Originally posted May 20, 2017.
“Be kind, for everyone you meet is fighting a hard battle.” — Thought to be originated by Ian Maclean
Finding talent is difficult, regardless of whether you’re the president of the United States trying to fill a cabinet post or an employer trying to place an $8/hr. rank-and-file employee.
The problem with people is that they often have messy lives and have challenges that can affect their work.
Employers are often more likely to come from a different socio-economic background than many of their rank and file employees. Engineers, doctors, lawyers, and professionals are often coming from a different background than many laborer positions making $10 or less an hour.
Consider that at the writing of this article, the unemployment rate is 4.7% in the United States.
Economists often say “full employment” is considered to be at about 4%. In other words, most people who want to work are able to have work. (They may not make as much as they want or they may not have as many hours as they want, but that’s another story.)
In other words, about 4% of the workforce or those wanting to be in the workforce may not be ready for employment.
There can be several reasons for this.
Consider the following:
–15.1 million, or about 7% of adults 18 and older had Alcohol Use Disorder, according to the National Institute on Alcohol and Abuse and Alcoholism.
-About 31% of children live with single parents. Being a single parent makes it much harder to be a part of the workforce.

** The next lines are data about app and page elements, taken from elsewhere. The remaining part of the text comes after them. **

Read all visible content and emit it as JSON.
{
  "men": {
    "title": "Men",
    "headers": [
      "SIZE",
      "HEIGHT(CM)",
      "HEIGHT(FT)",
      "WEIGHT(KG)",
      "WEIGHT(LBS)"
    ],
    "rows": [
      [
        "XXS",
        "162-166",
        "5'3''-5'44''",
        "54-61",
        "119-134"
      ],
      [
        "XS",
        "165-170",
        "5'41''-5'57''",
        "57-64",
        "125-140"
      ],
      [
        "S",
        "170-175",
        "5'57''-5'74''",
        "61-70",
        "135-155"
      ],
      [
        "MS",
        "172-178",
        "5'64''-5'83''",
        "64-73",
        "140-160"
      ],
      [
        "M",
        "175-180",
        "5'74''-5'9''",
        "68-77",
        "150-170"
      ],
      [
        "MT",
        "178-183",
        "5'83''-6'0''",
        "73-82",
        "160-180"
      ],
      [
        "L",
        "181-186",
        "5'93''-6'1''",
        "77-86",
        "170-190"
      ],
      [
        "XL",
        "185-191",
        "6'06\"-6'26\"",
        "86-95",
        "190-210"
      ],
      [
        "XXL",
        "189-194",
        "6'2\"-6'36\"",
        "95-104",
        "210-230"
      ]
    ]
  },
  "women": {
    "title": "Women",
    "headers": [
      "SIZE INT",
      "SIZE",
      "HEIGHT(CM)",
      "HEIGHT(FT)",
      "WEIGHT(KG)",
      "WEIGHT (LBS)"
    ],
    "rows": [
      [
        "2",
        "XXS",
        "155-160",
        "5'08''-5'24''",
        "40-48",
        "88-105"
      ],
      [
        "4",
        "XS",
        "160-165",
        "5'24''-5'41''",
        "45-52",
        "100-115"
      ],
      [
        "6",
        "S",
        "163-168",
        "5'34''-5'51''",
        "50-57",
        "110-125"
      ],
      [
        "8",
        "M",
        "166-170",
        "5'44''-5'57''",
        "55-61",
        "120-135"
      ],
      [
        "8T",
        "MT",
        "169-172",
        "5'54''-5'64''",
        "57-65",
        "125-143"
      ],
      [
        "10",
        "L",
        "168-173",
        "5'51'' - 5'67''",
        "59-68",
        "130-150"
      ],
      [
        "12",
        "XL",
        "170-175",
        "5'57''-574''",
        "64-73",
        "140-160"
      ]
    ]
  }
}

-About 6 million Americans have felony convictions. This can be especially tough considering some companies have rules that they don’t hire felons.
-About 20.5 million Americans 12 and older have a substance use disorder.

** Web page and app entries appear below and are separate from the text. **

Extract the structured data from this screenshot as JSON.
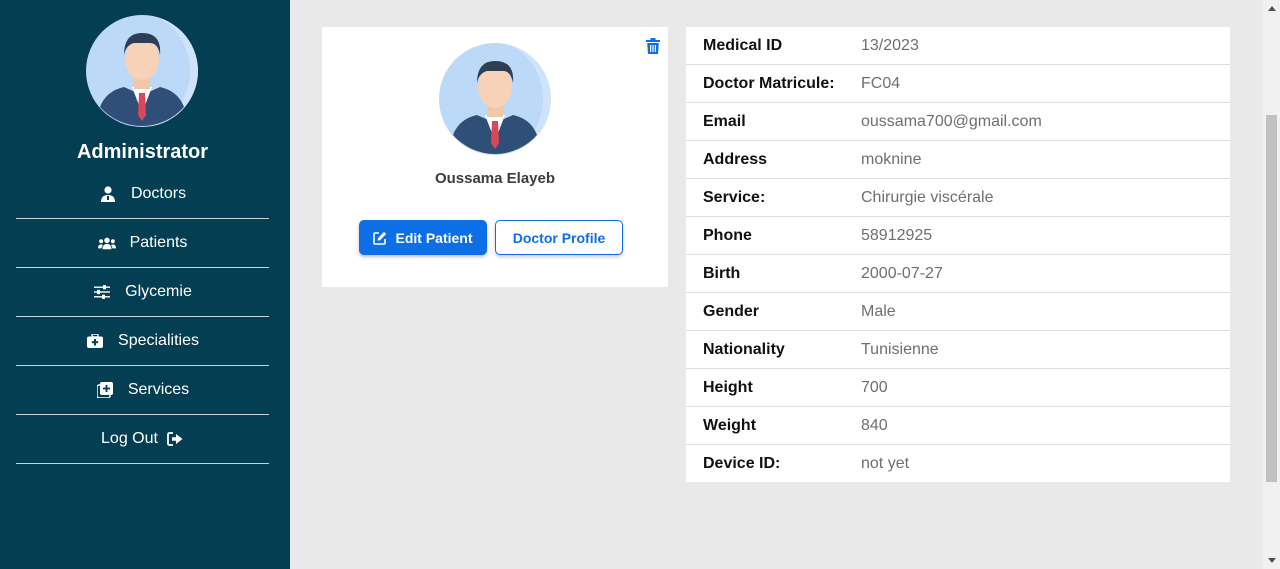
{
  "sidebar": {
    "role": "Administrator",
    "items": [
      {
        "label": "Doctors",
        "icon": "doctor-icon"
      },
      {
        "label": "Patients",
        "icon": "users-icon"
      },
      {
        "label": "Glycemie",
        "icon": "sliders-icon"
      },
      {
        "label": "Specialities",
        "icon": "medkit-icon"
      },
      {
        "label": "Services",
        "icon": "plus-square-icon"
      },
      {
        "label": "Log Out",
        "icon": "logout-icon"
      }
    ]
  },
  "profile": {
    "name": "Oussama Elayeb",
    "edit_label": "Edit Patient",
    "doctor_profile_label": "Doctor Profile"
  },
  "details": [
    {
      "key": "Medical ID",
      "value": "13/2023"
    },
    {
      "key": "Doctor Matricule:",
      "value": "FC04"
    },
    {
      "key": "Email",
      "value": "oussama700@gmail.com"
    },
    {
      "key": "Address",
      "value": "moknine"
    },
    {
      "key": "Service:",
      "value": "Chirurgie viscérale"
    },
    {
      "key": "Phone",
      "value": "58912925"
    },
    {
      "key": "Birth",
      "value": "2000-07-27"
    },
    {
      "key": "Gender",
      "value": "Male"
    },
    {
      "key": "Nationality",
      "value": "Tunisienne"
    },
    {
      "key": "Height",
      "value": "700"
    },
    {
      "key": "Weight",
      "value": "840"
    },
    {
      "key": "Device ID:",
      "value": "not yet"
    }
  ],
  "colors": {
    "sidebar_bg": "#033e52",
    "accent": "#0d6fe8",
    "page_bg": "#e9e9e9"
  }
}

The list of hardships and addictions can go on.
Many Americans are struggling. In many cases, they’re struggling for causes that they brought on themselves. Chances are if you work in a company that has at least a handful of people, at least one is going to have some struggles.
And these issues affect the workforce.
Being aware of this won’t solve the problems they’re dealing with, but it can hopefully make us all think twice before making a snap judgement.